(Supplied data)

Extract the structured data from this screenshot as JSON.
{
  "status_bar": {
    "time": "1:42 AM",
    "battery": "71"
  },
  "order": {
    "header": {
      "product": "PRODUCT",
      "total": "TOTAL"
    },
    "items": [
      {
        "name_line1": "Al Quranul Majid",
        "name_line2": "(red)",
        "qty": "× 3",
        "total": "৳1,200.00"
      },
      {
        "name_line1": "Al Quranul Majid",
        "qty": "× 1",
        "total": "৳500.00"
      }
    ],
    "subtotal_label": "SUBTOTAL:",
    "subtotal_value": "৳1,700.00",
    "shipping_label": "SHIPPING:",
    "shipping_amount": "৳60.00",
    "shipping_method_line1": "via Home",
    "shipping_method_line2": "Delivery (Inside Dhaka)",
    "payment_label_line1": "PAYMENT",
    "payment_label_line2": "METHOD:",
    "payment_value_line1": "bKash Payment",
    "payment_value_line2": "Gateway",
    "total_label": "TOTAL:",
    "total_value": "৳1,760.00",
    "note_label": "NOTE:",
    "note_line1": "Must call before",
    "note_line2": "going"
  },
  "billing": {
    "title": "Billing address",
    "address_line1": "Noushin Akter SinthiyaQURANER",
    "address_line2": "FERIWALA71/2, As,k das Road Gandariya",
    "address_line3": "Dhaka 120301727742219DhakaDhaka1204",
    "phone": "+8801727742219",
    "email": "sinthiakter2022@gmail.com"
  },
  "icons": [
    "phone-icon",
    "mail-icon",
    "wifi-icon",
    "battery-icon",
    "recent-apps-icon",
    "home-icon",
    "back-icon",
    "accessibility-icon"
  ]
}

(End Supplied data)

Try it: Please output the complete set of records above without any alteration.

The completed task:
Extract the structured data from this screenshot as JSON.
{
  "status_bar": {
    "time": "1:42 AM",
    "battery": "71"
  },
  "order": {
    "header": {
      "product": "PRODUCT",
      "total": "TOTAL"
    },
    "items": [
      {
        "name_line1": "Al Quranul Majid",
        "name_line2": "(red)",
        "qty": "× 3",
        "total": "৳1,200.00"
      },
      {
        "name_line1": "Al Quranul Majid",
        "qty": "× 1",
        "total": "৳500.00"
      }
    ],
    "subtotal_label": "SUBTOTAL:",
    "subtotal_value": "৳1,700.00",
    "shipping_label": "SHIPPING:",
    "shipping_amount": "৳60.00",
    "shipping_method_line1": "via Home",
    "shipping_method_line2": "Delivery (Inside Dhaka)",
    "payment_label_line1": "PAYMENT",
    "payment_label_line2": "METHOD:",
    "payment_value_line1": "bKash Payment",
    "payment_value_line2": "Gateway",
    "total_label": "TOTAL:",
    "total_value": "৳1,760.00",
    "note_label": "NOTE:",
    "note_line1": "Must call before",
    "note_line2": "going"
  },
  "billing": {
    "title": "Billing address",
    "address_line1": "Noushin Akter SinthiyaQURANER",
    "address_line2": "FERIWALA71/2, As,k das Road Gandariya",
    "address_line3": "Dhaka 120301727742219DhakaDhaka1204",
    "phone": "+8801727742219",
    "email": "sinthiakter2022@gmail.com"
  },
  "icons": [
    "phone-icon",
    "mail-icon",
    "wifi-icon",
    "battery-icon",
    "recent-apps-icon",
    "home-icon",
    "back-icon",
    "accessibility-icon"
  ]
}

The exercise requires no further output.